Information below:

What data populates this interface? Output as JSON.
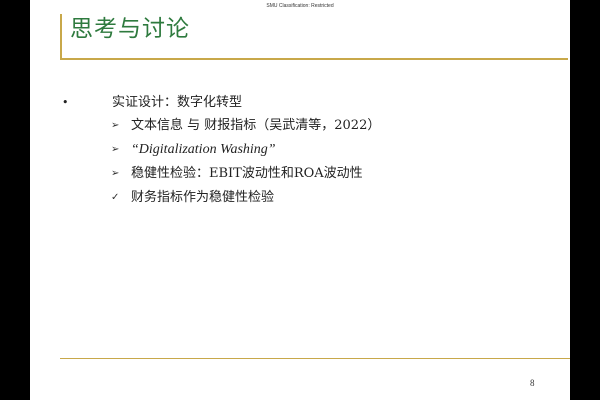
{
  "header": {
    "classification": "SMU Classification: Restricted"
  },
  "slide": {
    "title": "思考与讨论",
    "main_bullet": {
      "marker": "•",
      "text": "实证设计：数字化转型"
    },
    "sub_items": [
      {
        "marker": "➢",
        "text": "文本信息 与 财报指标（吴武清等，2022）",
        "italic": false
      },
      {
        "marker": "➢",
        "text": "“Digitalization Washing”",
        "italic": true
      },
      {
        "marker": "➢",
        "text": "稳健性检验：EBIT波动性和ROA波动性",
        "italic": false
      },
      {
        "marker": "✓",
        "text": "财务指标作为稳健性检验",
        "italic": false
      }
    ],
    "page_number": "8"
  },
  "colors": {
    "title": "#2e7a3e",
    "accent_line": "#c8a84a",
    "letterbox": "#000000"
  }
}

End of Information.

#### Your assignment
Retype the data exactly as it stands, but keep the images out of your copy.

#### Solution to the exercise
What data populates this interface? Output as JSON.
{
  "header": {
    "classification": "SMU Classification: Restricted"
  },
  "slide": {
    "title": "思考与讨论",
    "main_bullet": {
      "marker": "•",
      "text": "实证设计：数字化转型"
    },
    "sub_items": [
      {
        "marker": "➢",
        "text": "文本信息 与 财报指标（吴武清等，2022）",
        "italic": false
      },
      {
        "marker": "➢",
        "text": "“Digitalization Washing”",
        "italic": true
      },
      {
        "marker": "➢",
        "text": "稳健性检验：EBIT波动性和ROA波动性",
        "italic": false
      },
      {
        "marker": "✓",
        "text": "财务指标作为稳健性检验",
        "italic": false
      }
    ],
    "page_number": "8"
  },
  "colors": {
    "title": "#2e7a3e",
    "accent_line": "#c8a84a",
    "letterbox": "#000000"
  }
}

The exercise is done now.